Daring to lead in rare disease
Over the past year, we’ve had some incredibly courageous people come talk to us at AVROBIO from the Patient Advocacy communities that we work with. I played them back in my mind as I listened in to a very powerful conversation between Slalom CEO Brad Jackson and Dr. Brené Brown, who shared her thoughts and insights on her 10 years of deep research on leadership.
I thought of the many examples we heard from the Patient Advocacy leaders who drive to make a positive difference, pushing the envelope from what is to what is possible, in pressing for the very best care for those they represent. There are so many, and they all bear mentioning, but for the moment, I will highlight two in particular:
- I thought of a biochemist with Gaucher disease type 1, of how her dream of becoming a ballet dancer was thwarted by the debilitating effects of Gaucher disease on her body. Unfazed by her diagnosis, she studied biochemistry and has become a leader in technological innovation and R&D in healthcare and chairwoman of the Israel Gaucher Association. This was not an easy series of transitions, and it took courage to pave this path.
- And I thought of a mom whose son lives with cystinosis, and how she’s worked towards rare disease equality in her community. She’s had to face down physicians and educate them — putting herself in a vulnerable position as she repeatedly demanded that her son receive the right diagnosis and appropriate medical attention. Her journey was nothing short of courageous.
How does this correlate with Brené Brown’s talk? Her fundamental premise about leadership is courage and vulnerability. First and foremost is the courage to be clear about who you are, to stand firm on your beliefs and values, to not change who you are to fit in. This is often hard because as humans we are pre-wired to connect; sometimes people compromise their own values and belief systems just to belong.
Of everything I heard from this discussion, the point that resonated most for me was that being all-in requires you to be willing to be vulnerable, to stay in the arena even when it’s painful.
The measure of courage is how willing we are to be vulnerable. She stresses that vulnerability is not about failure, it’s about embracing discomfort; you may not be able to control the outcome, but you still show up, wading into uncertainty, to take risks and to lay bare your emotions. All the patients, caregivers and activists who came to share their stories with us exhibited this kind of courage and leadership. Their stories, and their examples, spur us on as we seek to help their communities with our investigational – and potentially transformative – lentiviral gene therapies.

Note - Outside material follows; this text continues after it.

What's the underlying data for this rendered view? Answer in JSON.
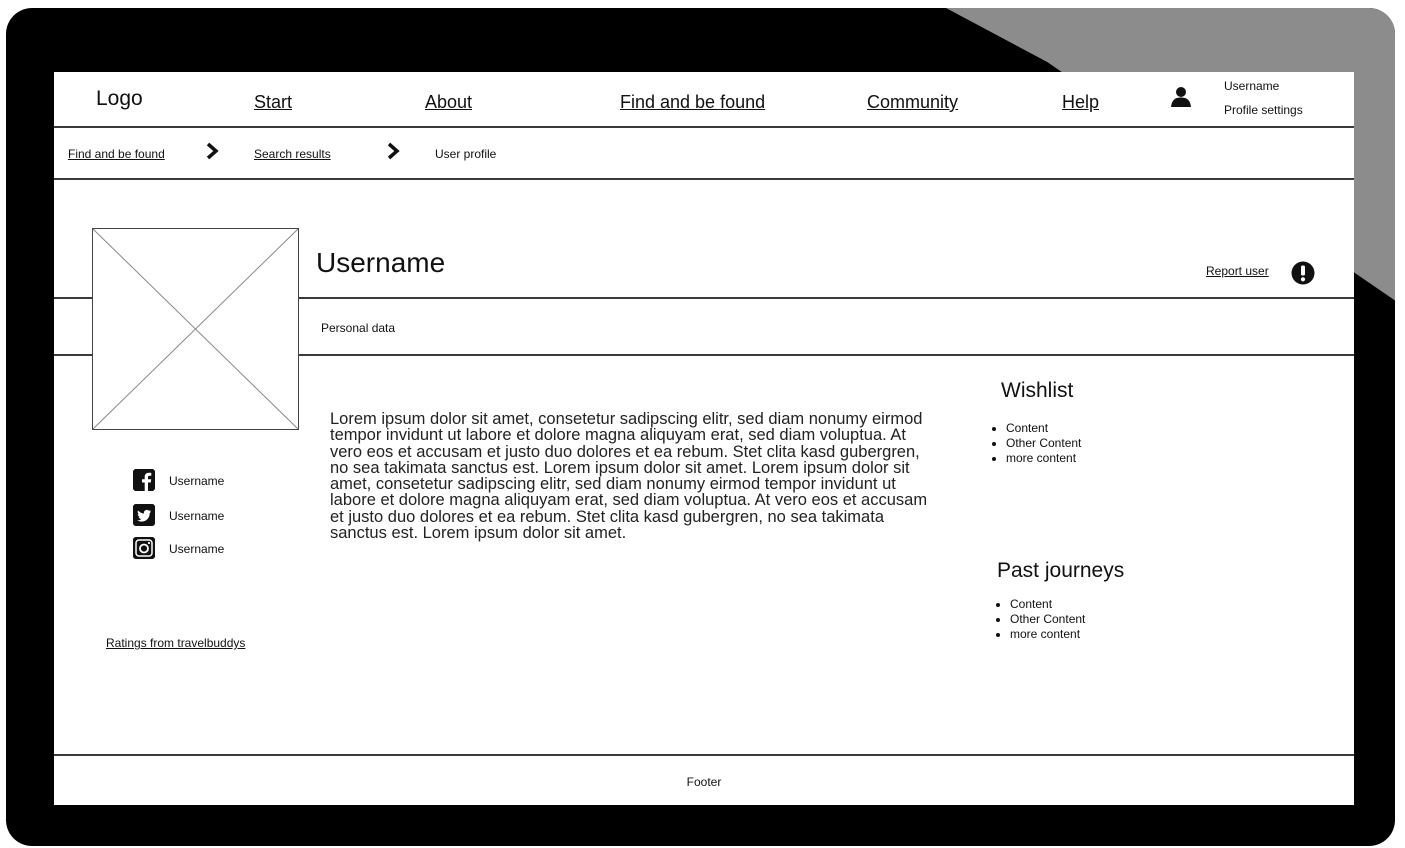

I am curious what you think about courage and vulnerability: How you see it in our PA allies and where you see it in yourself? If you are interested in hearing more on the topic, watch Brené Brown’s fine TEDTalk on vulnerability and courage.